Declaring itself the “Birthplace of Maine” because it’s where pioneering Mainers plotted their independence from crappy Massachusetts (America: home to history’s groggiest revolutions), the Jameson’s gone by many names since it was established, though we’re partial to Codman’s, for some reason. And while it was temporarily a private residence, it’s been a fully operational bar since 1981, serving up a famous lobster stew alongside house beers like Dr. Hyde’s Angry Ale. It’s a great place to drink in a little history, though sometimes history comes alive a little more than you’re comfortable with: apparently, it’s haunted as hell.
The Horse You Came In On Saloon
Baltimore (Est. 1775)
You might expect that a bar that’s been around over 200 years (and claims to be the oldest continually operated saloon in America) has had bizarre stuff happen there. And the bartender we spoke to didn’t dissuade us from that thinking, saying, “It’s definitely haunted. People have seen things.” We can’t guarantee a ghost sighting, but in the Fells Point bar you’ll definitely see a front bar made from Jack Daniels barrels, locals and tourists alike drinking Natty Bo and Heavy Seas, and the ghost of Edgar Allen Poe. OK, probably not that last one, but legend has it that his very last stop before he died was this bar. Yeah, we’re gonna go ahead and say it’s probably haunted.
J.J. Foley’s Café
Boston (Est. 1909)

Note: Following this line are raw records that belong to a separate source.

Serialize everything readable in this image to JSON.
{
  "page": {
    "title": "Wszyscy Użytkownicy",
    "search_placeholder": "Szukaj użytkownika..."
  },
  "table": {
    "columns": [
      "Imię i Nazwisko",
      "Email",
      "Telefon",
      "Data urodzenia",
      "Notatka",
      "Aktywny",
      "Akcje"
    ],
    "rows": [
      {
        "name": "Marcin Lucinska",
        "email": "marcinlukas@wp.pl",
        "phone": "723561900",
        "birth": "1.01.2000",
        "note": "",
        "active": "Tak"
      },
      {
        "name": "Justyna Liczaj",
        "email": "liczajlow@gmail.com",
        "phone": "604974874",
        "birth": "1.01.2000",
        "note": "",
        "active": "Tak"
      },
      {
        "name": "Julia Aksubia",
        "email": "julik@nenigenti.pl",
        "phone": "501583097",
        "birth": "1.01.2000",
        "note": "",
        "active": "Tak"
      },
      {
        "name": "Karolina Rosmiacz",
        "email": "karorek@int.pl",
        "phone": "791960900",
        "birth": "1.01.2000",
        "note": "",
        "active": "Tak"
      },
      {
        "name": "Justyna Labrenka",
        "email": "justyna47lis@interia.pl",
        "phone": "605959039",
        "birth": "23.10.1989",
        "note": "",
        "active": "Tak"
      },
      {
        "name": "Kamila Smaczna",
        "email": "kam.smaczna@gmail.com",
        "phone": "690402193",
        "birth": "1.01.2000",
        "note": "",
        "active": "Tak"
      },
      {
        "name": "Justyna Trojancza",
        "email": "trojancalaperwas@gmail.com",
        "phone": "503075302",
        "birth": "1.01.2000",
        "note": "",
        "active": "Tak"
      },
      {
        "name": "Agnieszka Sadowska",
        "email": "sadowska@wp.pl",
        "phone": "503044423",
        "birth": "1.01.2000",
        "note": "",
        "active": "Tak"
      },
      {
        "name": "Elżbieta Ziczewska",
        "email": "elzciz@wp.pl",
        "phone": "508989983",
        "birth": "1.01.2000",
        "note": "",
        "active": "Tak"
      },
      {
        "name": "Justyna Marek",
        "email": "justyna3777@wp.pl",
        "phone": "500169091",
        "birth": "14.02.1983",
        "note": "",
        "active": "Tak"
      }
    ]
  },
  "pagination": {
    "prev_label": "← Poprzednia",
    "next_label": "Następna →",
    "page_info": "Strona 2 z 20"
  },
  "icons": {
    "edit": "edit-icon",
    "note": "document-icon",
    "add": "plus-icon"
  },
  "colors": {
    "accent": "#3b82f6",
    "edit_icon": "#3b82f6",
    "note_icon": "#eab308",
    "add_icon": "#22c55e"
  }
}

With respect to Sam Malone’s admittedly iconic tourist trap, we’re drawn to the South End’s go-to Irish bar, where, for more than a century, legions of Bostonians have flocked. The history of Foley’s is rooted deeply in the history of the city itself. For the better part of a century, it was like Boston’s version of the Mos Eisley Cantina – everybody could be spotted there drinking, from heroes to villains. Politicians, cops, gangsters, journalists, Joe Six-Packs, yuppies, townies, after-Mass Catholics, and intellectuals commingled under the shared banner of strong drink. Four generations later, it’s still owned by the Foleys. And while the neighborhood has been on the up-and-up (or, more accurately, the yup-and-yup), the bar has remained the same. And on any given day, you’re likely to get a mosaic of Boston life inside.

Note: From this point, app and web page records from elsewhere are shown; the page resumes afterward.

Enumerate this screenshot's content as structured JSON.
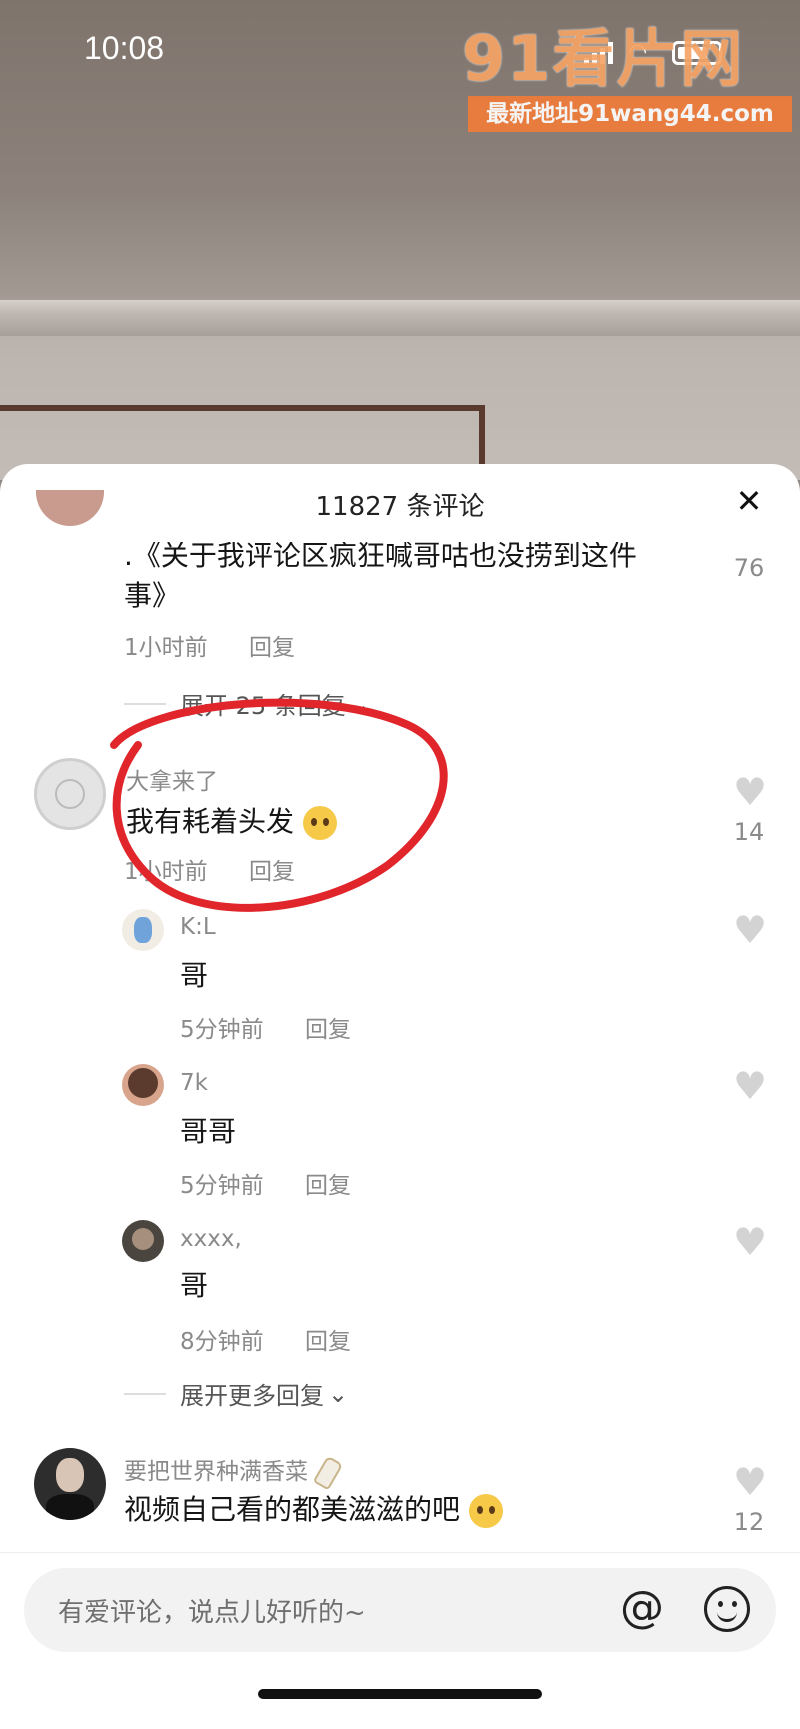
{
  "status": {
    "time": "10:08"
  },
  "watermark": {
    "logo": "91看片网",
    "url": "最新地址91wang44.com"
  },
  "sheet": {
    "title": "11827 条评论"
  },
  "comments": [
    {
      "text_line1": ".《关于我评论区疯狂喊哥咕也没捞到这件",
      "text_line2": "事》",
      "time": "1小时前",
      "reply": "回复",
      "likes": "76",
      "expand": "展开 25 条回复"
    },
    {
      "name": "大拿来了",
      "text": "我有耗着头发",
      "time": "1小时前",
      "reply": "回复",
      "likes": "14"
    },
    {
      "name": "要把世界种满香菜",
      "text": "视频自己看的都美滋滋的吧",
      "likes": "12"
    }
  ],
  "replies": [
    {
      "name": "K:L",
      "text": "哥",
      "time": "5分钟前",
      "reply": "回复"
    },
    {
      "name": "7k",
      "text": "哥哥",
      "time": "5分钟前",
      "reply": "回复"
    },
    {
      "name": "xxxx,",
      "text": "哥",
      "time": "8分钟前",
      "reply": "回复"
    }
  ],
  "more_replies": "展开更多回复",
  "input": {
    "placeholder": "有爱评论，说点儿好听的~"
  },
  "colors": {
    "annotation": "#e0262b",
    "sheet_bg": "#ffffff",
    "watermark": "#f07c3a"
  }
}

The Pink Pony Bar & Grill
Mackinac Island (Est. 1910)
“But Mackinac’s such a tourist trap,” many Michiganders will say, probably en route to Mackinac. And they’d be correct. But it’s also a place visited by 95% of the population, and it kind of rules. Located where Lakes Michigan and Huron meet in between the Upper and Lower Peninsulas, the island has no cars, and can only be reached by boat or ferry. Which is a good thing, because odds are that whether you’re up for one of the annual sailboat races or just visiting for a night, you’re getting down at the Pony. The place – which looks like Bilbo Baggins and Barbie co-designed it – hosts live music, rowdy parties, and includes one of the most gorgeous patios in the country, with a panoramic view that hammers home the reason they’re not called “Pretty Good Lakes.” If this is a tourist trap, we’re glad to be ensnared.
Minneapolis (Est. 1934)

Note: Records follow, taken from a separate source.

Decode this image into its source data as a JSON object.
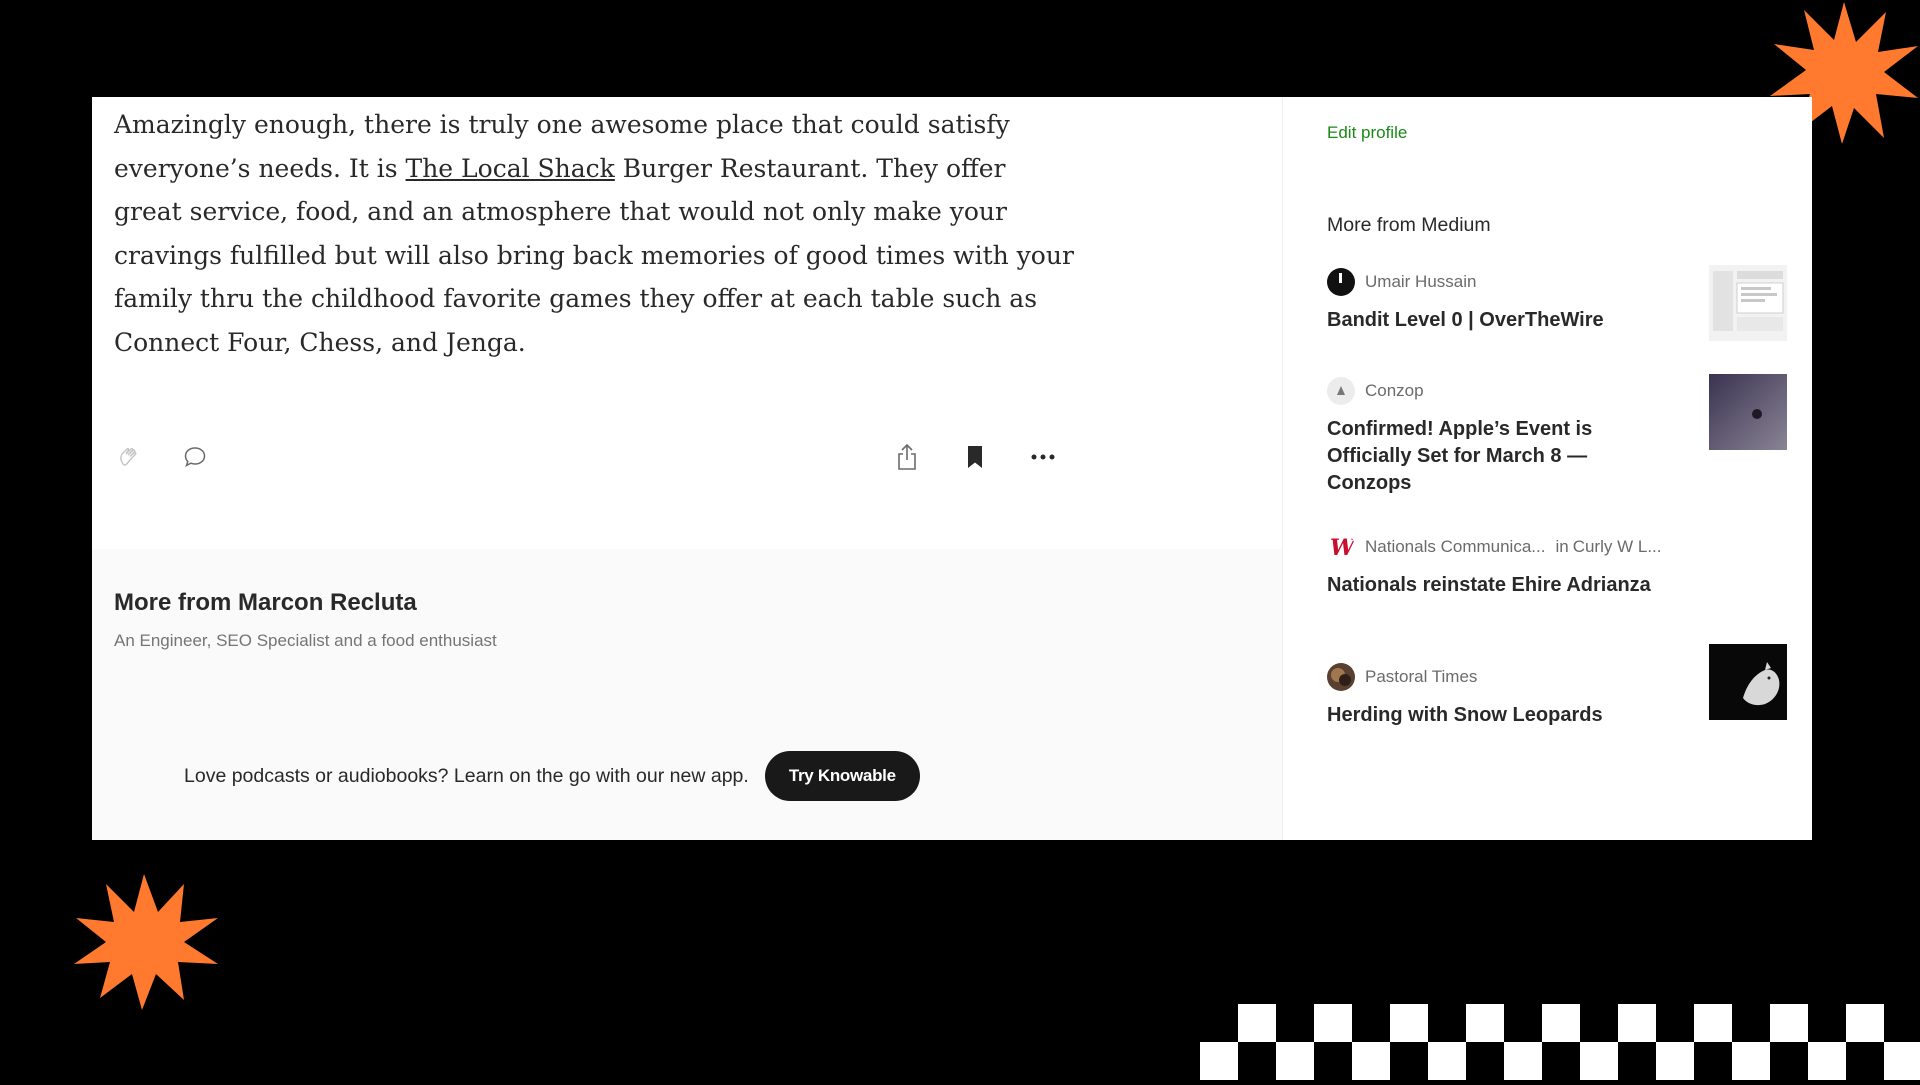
{
  "article": {
    "body_before_link": "Amazingly enough, there is truly one awesome place that could satisfy everyone’s needs. It is ",
    "link_text": "The Local Shack",
    "body_after_link": " Burger Restaurant. They offer great service, food, and an atmosphere that would not only make your cravings fulfilled but will also bring back memories of good times with your family thru the childhood favorite games they offer at each table such as Connect Four, Chess, and Jenga."
  },
  "actions": {
    "clap_icon": "clap-icon",
    "comment_icon": "comment-icon",
    "share_icon": "share-icon",
    "bookmark_icon": "bookmark-icon",
    "more_icon": "more-icon"
  },
  "more_from_author": {
    "title": "More from Marcon Recluta",
    "subtitle": "An Engineer, SEO Specialist and a food enthusiast"
  },
  "promo": {
    "text": "Love podcasts or audiobooks? Learn on the go with our new app.",
    "button_label": "Try Knowable"
  },
  "sidebar": {
    "edit_profile": "Edit profile",
    "heading": "More from Medium",
    "recommendations": [
      {
        "author": "Umair Hussain",
        "publication": "",
        "title": "Bandit Level 0 | OverTheWire"
      },
      {
        "author": "Conzop",
        "publication": "",
        "title": "Confirmed! Apple’s Event is Officially Set for March 8 — Conzops"
      },
      {
        "author": "Nationals Communica...",
        "in_label": "in",
        "publication": "Curly W L...",
        "title": "Nationals reinstate Ehire Adrianza"
      },
      {
        "author": "Pastoral Times",
        "publication": "",
        "title": "Herding with Snow Leopards"
      }
    ]
  },
  "colors": {
    "accent_green": "#1a8917",
    "burst_orange": "#ff7a2e",
    "background": "#000000"
  }
}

Before you complain, know that Matt’s Bar is a restaurant. People go to Matt’s to eat and the CC Club to drink. The place has housed plenty of local acts who later hit it big, like the guys from The Replacements, Soul Asylum, and umm, Tom Arnold. No, seriously, he used to live across the street. The CC Club’s aesthetic defines the term “no frills,” as everyone from “25-year-old college kids to 65-year-old Grandpas” drinks tallboys of PBR, and plays pool and old-school video games. And since it’s a bar where musicians still congregate, the jukebox is highly curated, and considered one of the best in the city.
Credit: Flickr/Jonathan Beilin
Clarksdale (Est. ~1984)
Clarksdale is one of those towns that is the Delta Blues. And Red’s is one of the finest places to listen to the blues, period. Inside a former instrument/record store where Ike Turner and other bluesmen bought instruments, the owner Red set up the juke joint – basically, a quasi-legal spot to throw a party and experience some live music. A regular (and the owner of Cat Head, a “one-stop shop for everything Mississippi blues”) explains that an old bluesman once told him he loved to play Red’s because “it feels like you step into a history book, and you feel how the music came to be.” Even though those old bluesmen are getting older and passing null